• _DATASET ENTRIES_
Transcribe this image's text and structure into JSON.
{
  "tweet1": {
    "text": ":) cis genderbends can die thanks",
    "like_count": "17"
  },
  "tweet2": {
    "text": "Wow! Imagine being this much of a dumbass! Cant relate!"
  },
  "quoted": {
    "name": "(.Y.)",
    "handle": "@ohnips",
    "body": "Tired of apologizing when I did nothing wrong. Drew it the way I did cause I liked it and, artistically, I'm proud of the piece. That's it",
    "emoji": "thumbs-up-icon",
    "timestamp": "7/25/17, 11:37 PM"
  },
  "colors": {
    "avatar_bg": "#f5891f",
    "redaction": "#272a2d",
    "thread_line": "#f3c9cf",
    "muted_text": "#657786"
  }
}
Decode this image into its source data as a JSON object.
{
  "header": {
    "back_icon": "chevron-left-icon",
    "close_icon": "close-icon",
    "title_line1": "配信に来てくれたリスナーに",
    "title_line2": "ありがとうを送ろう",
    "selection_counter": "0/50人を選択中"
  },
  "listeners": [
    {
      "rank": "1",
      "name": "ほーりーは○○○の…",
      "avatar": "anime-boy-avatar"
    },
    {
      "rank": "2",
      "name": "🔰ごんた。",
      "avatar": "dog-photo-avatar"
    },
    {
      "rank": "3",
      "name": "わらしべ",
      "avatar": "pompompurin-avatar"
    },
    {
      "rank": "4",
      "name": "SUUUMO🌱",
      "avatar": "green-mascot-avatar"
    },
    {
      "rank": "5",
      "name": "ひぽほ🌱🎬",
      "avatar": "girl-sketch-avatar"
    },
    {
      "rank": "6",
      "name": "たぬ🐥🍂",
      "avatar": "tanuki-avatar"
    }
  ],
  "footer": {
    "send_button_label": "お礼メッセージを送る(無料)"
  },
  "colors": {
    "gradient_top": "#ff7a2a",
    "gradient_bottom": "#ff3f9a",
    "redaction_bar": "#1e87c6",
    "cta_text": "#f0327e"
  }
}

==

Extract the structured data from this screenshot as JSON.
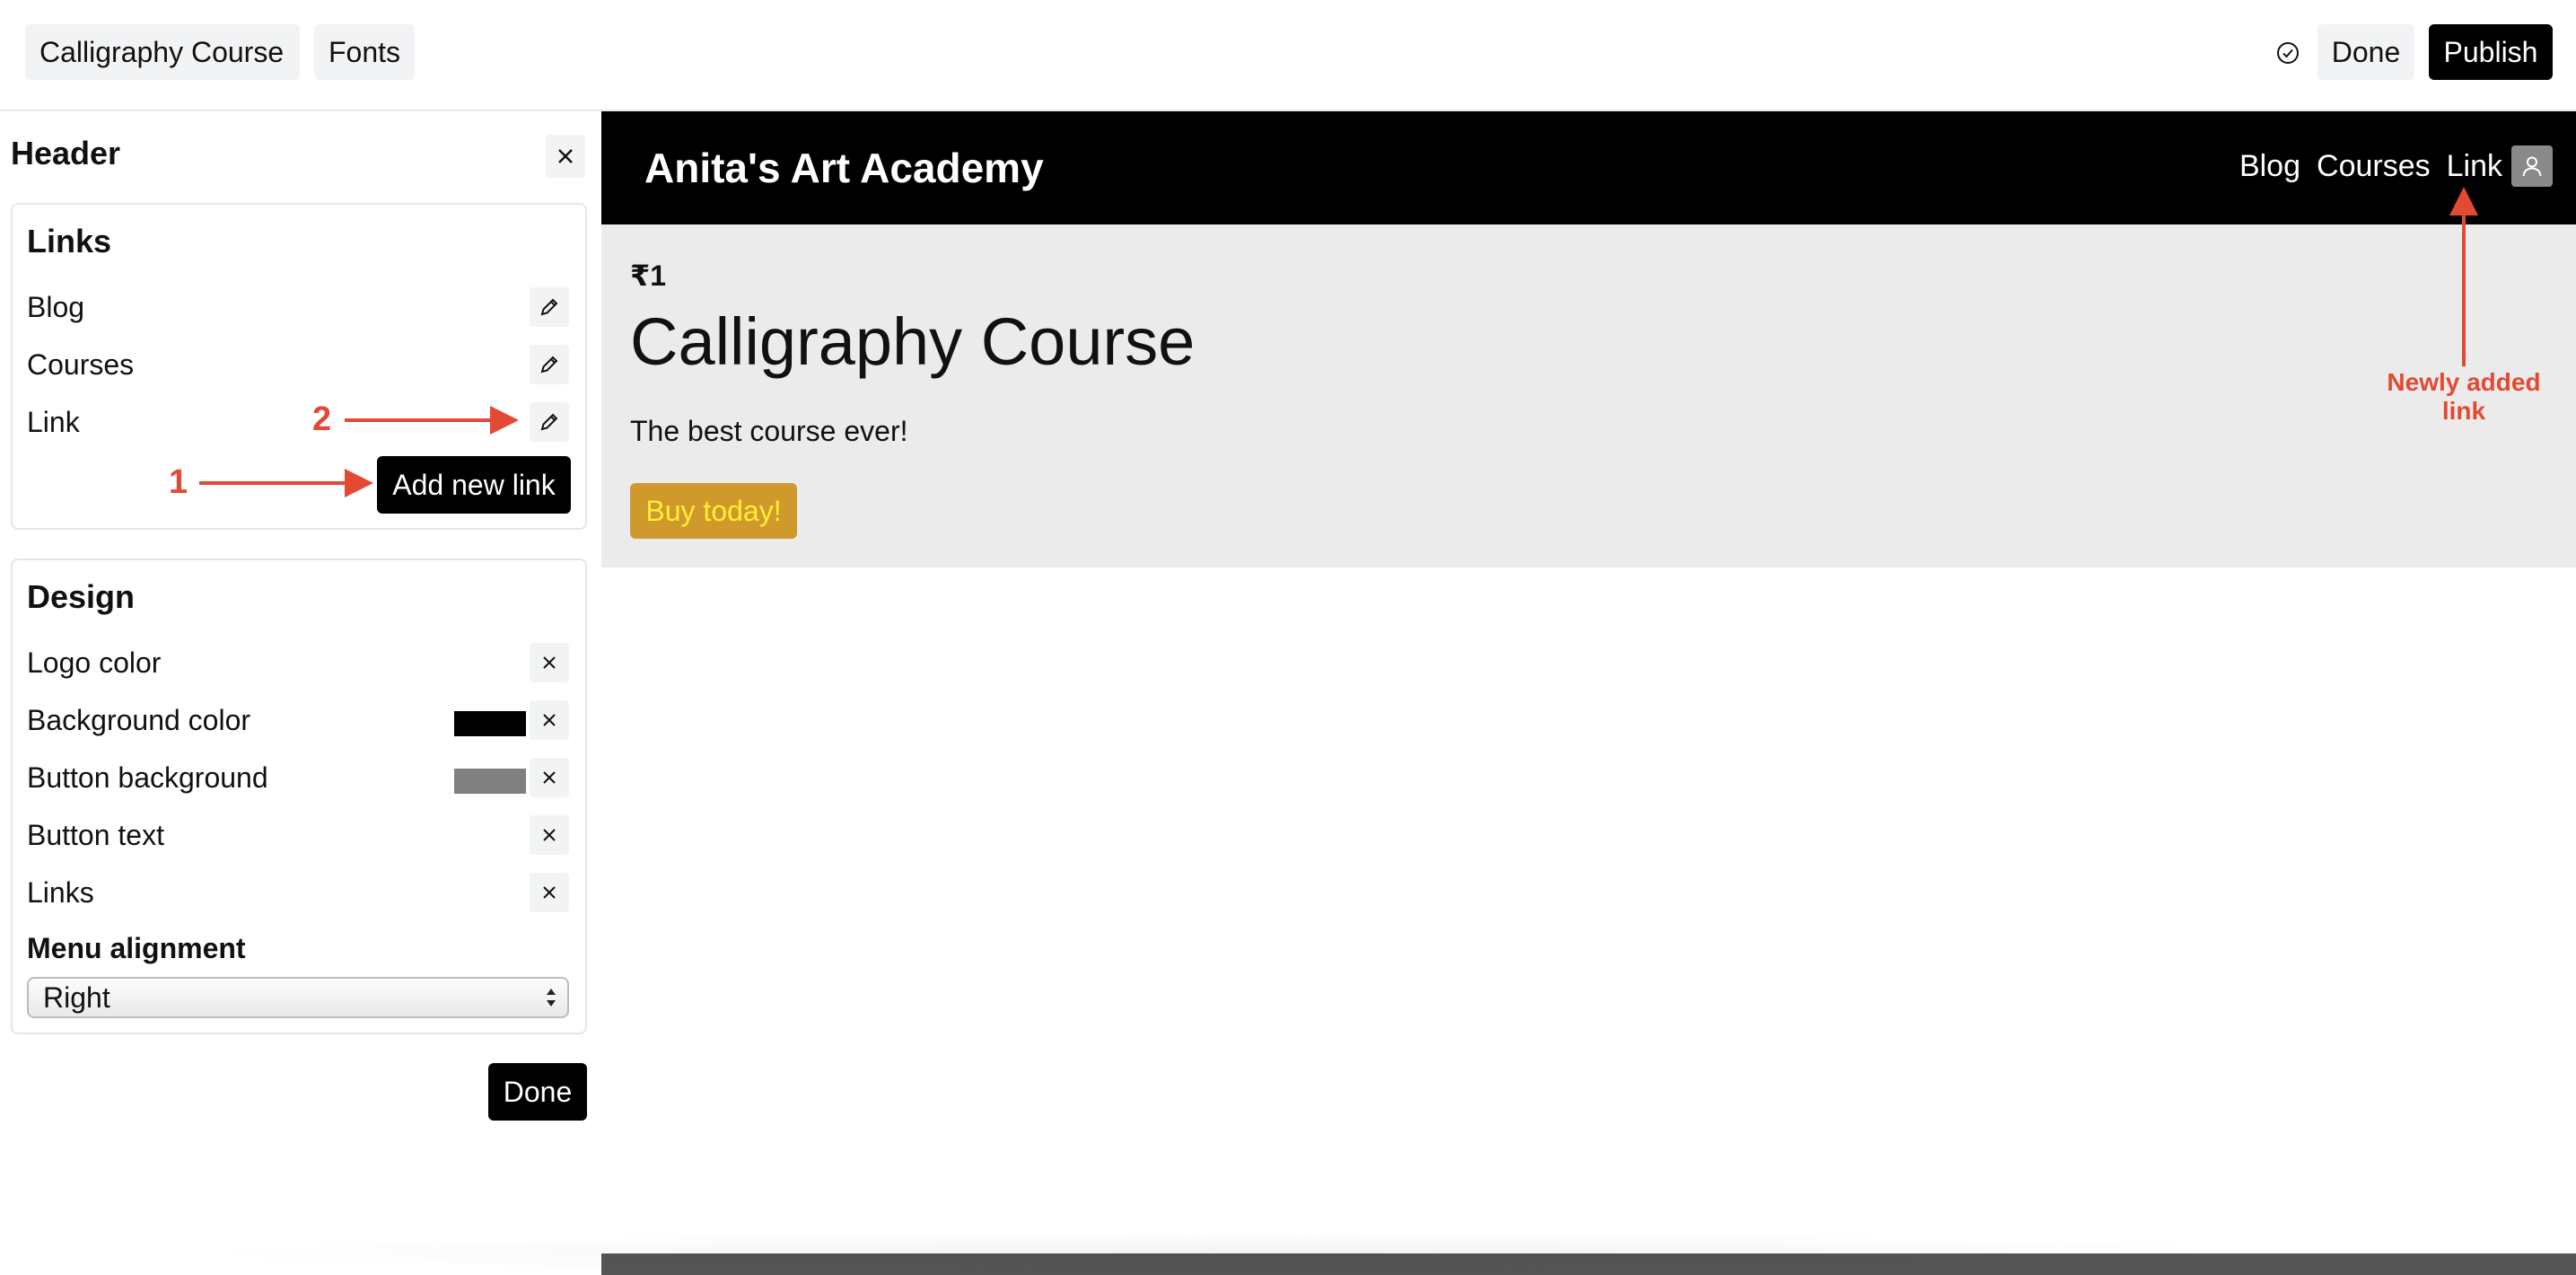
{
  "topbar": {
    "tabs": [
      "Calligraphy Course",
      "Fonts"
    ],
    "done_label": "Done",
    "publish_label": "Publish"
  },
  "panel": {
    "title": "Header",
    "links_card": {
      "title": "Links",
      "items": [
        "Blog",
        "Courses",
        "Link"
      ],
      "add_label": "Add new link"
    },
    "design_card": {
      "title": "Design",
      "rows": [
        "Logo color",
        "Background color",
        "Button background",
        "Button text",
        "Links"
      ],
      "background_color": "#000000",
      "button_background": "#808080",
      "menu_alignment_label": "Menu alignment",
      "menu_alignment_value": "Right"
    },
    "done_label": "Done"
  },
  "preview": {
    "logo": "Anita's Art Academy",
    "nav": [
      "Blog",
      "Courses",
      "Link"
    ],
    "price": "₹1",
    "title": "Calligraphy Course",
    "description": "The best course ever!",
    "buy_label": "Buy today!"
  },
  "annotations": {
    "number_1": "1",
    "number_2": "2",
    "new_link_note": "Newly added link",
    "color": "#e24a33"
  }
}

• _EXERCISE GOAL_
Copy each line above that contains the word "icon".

• _YOUR SOLUTION_
    "emoji": "thumbs-up-icon",
    "back_icon": "chevron-left-icon",
    "close_icon": "close-icon",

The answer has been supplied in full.